**Element data from apps and pages**
━━━━━━━━━━━━━━━━━━━━

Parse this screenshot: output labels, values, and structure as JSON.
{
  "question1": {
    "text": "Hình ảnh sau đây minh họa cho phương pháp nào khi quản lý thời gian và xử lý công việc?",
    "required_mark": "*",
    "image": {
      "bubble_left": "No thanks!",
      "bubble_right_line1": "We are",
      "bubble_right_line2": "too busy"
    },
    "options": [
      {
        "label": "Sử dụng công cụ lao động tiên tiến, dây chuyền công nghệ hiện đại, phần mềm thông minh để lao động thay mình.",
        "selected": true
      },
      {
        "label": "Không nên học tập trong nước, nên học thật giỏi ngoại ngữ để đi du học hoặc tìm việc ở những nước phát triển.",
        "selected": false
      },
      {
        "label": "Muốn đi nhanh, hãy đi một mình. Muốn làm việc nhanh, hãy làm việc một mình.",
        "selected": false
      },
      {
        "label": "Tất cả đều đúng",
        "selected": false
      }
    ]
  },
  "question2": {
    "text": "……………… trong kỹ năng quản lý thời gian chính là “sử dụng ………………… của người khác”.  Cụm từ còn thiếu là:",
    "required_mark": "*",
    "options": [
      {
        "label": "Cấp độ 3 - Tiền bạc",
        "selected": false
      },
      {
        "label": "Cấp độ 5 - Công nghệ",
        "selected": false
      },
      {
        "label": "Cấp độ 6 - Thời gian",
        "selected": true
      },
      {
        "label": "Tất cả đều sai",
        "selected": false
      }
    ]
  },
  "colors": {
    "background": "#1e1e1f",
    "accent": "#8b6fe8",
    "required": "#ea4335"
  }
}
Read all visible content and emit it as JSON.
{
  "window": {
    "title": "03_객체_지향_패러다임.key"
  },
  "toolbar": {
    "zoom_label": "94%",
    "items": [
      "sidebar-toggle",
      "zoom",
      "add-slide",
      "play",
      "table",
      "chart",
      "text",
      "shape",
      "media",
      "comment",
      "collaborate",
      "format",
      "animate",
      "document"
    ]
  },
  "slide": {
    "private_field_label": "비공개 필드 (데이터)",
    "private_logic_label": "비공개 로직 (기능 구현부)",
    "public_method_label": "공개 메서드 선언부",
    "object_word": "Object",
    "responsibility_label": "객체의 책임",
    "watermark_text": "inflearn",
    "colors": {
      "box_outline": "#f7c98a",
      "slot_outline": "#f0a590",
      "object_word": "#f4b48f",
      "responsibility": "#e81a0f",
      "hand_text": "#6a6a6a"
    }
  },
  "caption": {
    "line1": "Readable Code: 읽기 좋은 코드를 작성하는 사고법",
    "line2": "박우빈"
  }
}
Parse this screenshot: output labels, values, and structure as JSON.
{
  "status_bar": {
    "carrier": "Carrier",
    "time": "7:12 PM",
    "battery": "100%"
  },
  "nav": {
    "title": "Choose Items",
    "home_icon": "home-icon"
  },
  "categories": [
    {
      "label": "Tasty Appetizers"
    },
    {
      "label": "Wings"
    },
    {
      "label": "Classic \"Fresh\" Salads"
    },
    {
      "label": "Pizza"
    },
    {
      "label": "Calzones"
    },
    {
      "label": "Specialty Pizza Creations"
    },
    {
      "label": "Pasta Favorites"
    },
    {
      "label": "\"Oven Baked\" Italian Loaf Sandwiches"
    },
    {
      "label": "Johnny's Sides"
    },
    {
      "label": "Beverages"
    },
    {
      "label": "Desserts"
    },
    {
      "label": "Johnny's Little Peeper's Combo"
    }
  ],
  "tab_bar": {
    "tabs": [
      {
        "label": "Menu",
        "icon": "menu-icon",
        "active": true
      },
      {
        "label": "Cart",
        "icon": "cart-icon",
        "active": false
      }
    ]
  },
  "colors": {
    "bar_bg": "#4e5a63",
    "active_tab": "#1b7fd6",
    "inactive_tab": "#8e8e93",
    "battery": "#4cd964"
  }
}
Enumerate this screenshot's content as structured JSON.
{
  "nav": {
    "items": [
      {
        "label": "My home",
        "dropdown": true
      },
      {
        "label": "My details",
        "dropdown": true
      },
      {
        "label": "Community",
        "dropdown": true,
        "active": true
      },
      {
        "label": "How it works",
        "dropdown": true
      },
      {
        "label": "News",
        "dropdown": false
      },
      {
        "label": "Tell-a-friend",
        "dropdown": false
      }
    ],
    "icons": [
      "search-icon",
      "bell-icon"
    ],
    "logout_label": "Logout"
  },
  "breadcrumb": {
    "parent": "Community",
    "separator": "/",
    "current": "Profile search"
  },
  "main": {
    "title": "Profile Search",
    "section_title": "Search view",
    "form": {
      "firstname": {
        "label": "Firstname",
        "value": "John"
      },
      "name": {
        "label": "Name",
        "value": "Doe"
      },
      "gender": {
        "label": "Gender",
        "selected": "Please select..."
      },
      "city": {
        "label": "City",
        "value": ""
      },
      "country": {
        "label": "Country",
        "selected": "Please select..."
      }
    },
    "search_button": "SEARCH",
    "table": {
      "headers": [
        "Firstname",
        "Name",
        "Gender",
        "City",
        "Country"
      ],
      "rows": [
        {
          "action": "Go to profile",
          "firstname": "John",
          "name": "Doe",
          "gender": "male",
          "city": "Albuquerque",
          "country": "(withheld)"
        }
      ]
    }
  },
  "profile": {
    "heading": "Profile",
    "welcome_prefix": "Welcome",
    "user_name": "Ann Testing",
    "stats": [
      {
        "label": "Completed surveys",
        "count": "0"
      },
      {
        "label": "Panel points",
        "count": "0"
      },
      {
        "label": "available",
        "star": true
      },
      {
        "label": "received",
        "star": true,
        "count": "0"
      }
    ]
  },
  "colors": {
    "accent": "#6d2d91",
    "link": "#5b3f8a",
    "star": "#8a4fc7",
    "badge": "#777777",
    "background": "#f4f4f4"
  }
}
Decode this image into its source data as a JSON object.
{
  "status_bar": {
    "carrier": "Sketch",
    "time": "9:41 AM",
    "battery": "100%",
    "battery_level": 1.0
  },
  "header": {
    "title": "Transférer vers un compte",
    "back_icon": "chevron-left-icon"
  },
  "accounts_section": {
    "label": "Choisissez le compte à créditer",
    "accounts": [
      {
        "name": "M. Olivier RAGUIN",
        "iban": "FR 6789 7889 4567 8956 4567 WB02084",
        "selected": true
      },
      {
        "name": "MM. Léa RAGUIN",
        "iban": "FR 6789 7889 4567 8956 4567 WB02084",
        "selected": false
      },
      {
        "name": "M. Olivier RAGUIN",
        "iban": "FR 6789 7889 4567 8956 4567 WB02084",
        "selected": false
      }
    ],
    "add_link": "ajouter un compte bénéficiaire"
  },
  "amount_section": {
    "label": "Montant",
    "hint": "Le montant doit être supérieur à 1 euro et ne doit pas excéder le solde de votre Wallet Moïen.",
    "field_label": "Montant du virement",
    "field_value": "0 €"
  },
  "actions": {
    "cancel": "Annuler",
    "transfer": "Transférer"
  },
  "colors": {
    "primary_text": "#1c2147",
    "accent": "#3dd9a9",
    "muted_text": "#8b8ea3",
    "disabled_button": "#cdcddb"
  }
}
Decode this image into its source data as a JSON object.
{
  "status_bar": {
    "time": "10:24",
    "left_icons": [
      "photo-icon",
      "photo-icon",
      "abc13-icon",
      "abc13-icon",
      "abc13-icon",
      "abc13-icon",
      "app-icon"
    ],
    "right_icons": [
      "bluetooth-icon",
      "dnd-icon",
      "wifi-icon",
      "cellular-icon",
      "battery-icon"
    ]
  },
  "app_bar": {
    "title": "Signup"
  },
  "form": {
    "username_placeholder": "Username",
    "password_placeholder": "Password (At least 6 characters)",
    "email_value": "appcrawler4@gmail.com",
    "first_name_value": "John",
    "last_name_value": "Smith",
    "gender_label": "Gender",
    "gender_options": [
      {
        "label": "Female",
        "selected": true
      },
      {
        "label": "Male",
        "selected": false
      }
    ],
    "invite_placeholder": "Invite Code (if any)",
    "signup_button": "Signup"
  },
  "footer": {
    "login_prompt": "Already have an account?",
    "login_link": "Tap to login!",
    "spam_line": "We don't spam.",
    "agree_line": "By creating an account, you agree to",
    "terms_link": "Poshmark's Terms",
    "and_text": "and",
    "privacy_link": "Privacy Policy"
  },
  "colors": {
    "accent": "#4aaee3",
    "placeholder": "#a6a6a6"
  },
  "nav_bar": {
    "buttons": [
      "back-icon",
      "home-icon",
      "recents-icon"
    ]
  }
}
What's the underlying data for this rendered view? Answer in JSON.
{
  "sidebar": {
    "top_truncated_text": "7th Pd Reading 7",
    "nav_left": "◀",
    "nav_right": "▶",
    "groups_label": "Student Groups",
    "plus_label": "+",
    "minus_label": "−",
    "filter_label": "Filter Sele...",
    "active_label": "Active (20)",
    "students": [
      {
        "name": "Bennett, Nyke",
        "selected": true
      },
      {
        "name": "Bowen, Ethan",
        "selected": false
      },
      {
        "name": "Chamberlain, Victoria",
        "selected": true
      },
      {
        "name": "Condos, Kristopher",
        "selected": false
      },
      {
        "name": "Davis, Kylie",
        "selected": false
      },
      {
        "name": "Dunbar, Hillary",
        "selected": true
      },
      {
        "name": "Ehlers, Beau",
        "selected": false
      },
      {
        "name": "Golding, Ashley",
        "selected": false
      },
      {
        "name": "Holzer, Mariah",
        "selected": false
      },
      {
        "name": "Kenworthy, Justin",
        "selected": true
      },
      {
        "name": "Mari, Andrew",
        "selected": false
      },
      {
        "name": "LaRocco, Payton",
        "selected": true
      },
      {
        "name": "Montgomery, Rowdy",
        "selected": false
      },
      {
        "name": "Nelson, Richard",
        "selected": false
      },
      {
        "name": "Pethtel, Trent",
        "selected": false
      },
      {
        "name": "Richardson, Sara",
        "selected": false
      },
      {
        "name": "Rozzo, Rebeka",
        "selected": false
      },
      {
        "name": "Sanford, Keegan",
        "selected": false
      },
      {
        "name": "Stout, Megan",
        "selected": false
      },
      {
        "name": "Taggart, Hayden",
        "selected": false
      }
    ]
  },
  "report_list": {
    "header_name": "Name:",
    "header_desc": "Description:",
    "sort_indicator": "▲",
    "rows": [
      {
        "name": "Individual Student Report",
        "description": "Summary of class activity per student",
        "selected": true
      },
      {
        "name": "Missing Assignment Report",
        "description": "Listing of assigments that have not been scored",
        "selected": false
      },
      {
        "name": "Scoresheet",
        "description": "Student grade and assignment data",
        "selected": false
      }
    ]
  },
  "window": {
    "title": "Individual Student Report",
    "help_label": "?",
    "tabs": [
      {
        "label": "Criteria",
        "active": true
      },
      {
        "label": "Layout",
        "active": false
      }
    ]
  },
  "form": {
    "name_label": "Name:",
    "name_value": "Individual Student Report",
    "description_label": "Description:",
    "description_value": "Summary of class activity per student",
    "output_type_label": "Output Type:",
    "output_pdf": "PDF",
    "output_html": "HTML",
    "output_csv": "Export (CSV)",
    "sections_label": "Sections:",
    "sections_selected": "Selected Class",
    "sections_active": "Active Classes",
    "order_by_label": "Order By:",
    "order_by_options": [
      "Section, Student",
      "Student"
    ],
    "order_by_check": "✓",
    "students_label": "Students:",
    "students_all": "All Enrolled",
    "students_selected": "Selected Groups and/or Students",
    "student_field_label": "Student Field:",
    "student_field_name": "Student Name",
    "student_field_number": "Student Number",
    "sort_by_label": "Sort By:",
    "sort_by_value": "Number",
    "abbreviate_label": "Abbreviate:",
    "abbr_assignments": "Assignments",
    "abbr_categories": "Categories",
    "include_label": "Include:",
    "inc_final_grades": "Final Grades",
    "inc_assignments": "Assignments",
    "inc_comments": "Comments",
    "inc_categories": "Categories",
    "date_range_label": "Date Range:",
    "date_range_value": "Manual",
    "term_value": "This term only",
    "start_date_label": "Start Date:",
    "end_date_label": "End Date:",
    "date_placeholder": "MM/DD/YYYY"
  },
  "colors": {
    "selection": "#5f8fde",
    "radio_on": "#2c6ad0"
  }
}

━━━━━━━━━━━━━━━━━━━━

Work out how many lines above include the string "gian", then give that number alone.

**Response**
3